The New York Times took notice, observing with awe: “His secret site got 12,000 hits.” Ryang also achieved the highest goal of 20th-century humankind: He started getting calls from Hollywood. HELLO, IT’S HOLLYWOOD.

I was a TV critic in those days, and when I first saw Ryang’s masterwork—buffering, buffering—I wasn’t sure if I was eligible to review it. Was this digital item a show, a movie, an ad, maybe a web page? While I mulled the question, I created a folder called “Internet Television.”

Months went by, and YouTube officially launched. Could it be? The near-erotic fantasy of “convergence”—the moment when the internet and television finally fused in a kind of mundane Singularity—had arrived. In June 2006, I wrote on my own blog that people finally seemed “ready to accept video on computers.” Four months later, Google acquired YouTube for $1.65 billion. The original World Wide Web, a static, low-bandwidth, verbal system of hyperlinks, was over.

since then, “internet television,” a phrase I tried in vain to make happen, has pitched its tent everywhere. Video defined so-called Web 2.0, the only internet many of us have ever known. And it now accounts for some 82 percent of online traffic.

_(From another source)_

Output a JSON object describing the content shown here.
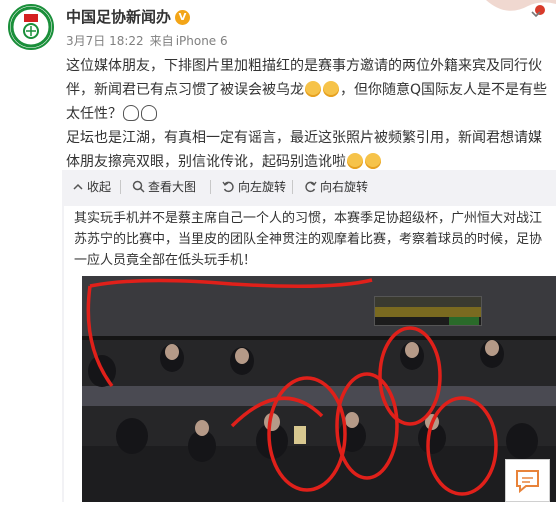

It’s not just YouTube, Instagram, and Snap; even verbal apps, where the stock-in-trade is still words—from quips (Twitter) to marketing palaver (LinkedIn)—are ablaze with video.

But one app has never quite managed moving pictures: Facebook. The company acquired Instagram in 2012, the same year it went public, and it seemed to believe that its image-and-video bases were covered.

From the start, Facebook had differentiated itself from MySpace and then Tumblr—emo, image-heavy sites that could tilt into porn—by catering to the lower-bandwidth, more earnest consumers of words. Its users were heavily incentivized to keep things clean and disclose real names, real bios, real birthplaces, real jobs.

Facebook’s bedrock commitment to text helped it spread its monster empire to populations underserved by broadband. (People without big data plans still have trouble seeing pictures on Facebook’s mobile app.) The app’s texty interface also sealed its rep as a site for plain facts and grandma-friendly content.

These rule-the-world strategies had a devastating, if unintended, consequence: They left a population of hundreds of millions, and ultimately 2.9 billion, vulnerable to deceit. People whose first and main contact with the internet was Facebook were just not ready when the platform got seized with especially consequential disinformation in 2015. They were easily tricked. They’d come to accept what they saw there as facts—as empirical as a name and number in an employee directory, or a college … facebook.

The same users were also sitting ducks for editing mischief when Facebook did start pushing video with Facebook Watch and other streaming products and partnerships. (If I’d first seen Ryang’s trailer posted by an aunt on Facebook, I swear I might have taken it straight, decided I’d always misunderstood The Shining, and teared up at “Solsbury Hill.”)